The problem :: A complete answer retypes each of the records below precisely and includes none of the pictures.
Source data Start Marker
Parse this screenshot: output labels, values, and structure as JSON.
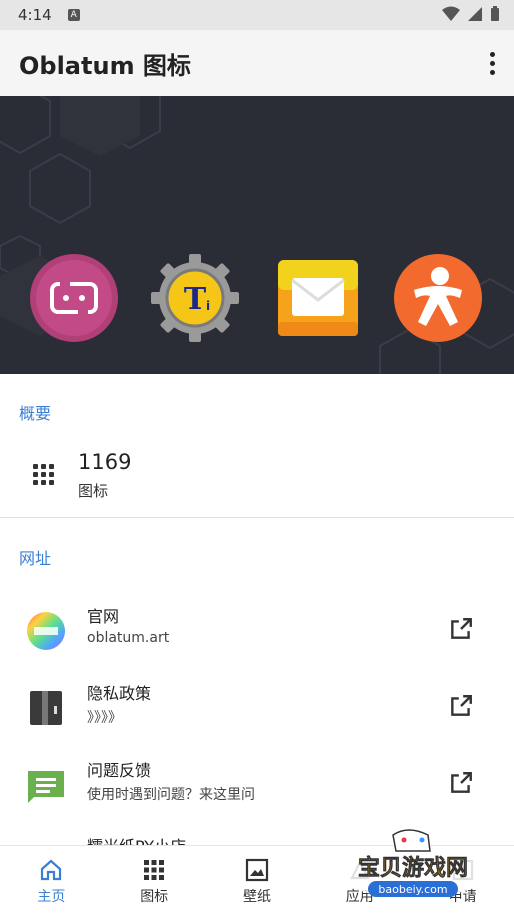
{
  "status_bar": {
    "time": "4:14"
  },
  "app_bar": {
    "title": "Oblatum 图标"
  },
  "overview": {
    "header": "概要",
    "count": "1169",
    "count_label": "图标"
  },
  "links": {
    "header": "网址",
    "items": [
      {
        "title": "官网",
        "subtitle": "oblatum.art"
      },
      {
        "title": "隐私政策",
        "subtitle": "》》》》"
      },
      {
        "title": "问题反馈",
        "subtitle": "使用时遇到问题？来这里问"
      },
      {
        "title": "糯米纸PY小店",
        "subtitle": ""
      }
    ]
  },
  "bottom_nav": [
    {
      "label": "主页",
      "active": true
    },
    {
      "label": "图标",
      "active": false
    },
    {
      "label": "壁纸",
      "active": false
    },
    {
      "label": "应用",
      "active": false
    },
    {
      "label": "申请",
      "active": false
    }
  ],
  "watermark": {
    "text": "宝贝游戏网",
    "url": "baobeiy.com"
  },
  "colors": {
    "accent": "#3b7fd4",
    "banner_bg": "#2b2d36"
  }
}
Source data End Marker
Problem solution ::
Parse this screenshot: output labels, values, and structure as JSON.
{
  "status_bar": {
    "time": "4:14"
  },
  "app_bar": {
    "title": "Oblatum 图标"
  },
  "overview": {
    "header": "概要",
    "count": "1169",
    "count_label": "图标"
  },
  "links": {
    "header": "网址",
    "items": [
      {
        "title": "官网",
        "subtitle": "oblatum.art"
      },
      {
        "title": "隐私政策",
        "subtitle": "》》》》"
      },
      {
        "title": "问题反馈",
        "subtitle": "使用时遇到问题？来这里问"
      },
      {
        "title": "糯米纸PY小店",
        "subtitle": ""
      }
    ]
  },
  "bottom_nav": [
    {
      "label": "主页",
      "active": true
    },
    {
      "label": "图标",
      "active": false
    },
    {
      "label": "壁纸",
      "active": false
    },
    {
      "label": "应用",
      "active": false
    },
    {
      "label": "申请",
      "active": false
    }
  ],
  "watermark": {
    "text": "宝贝游戏网",
    "url": "baobeiy.com"
  },
  "colors": {
    "accent": "#3b7fd4",
    "banner_bg": "#2b2d36"
  }
}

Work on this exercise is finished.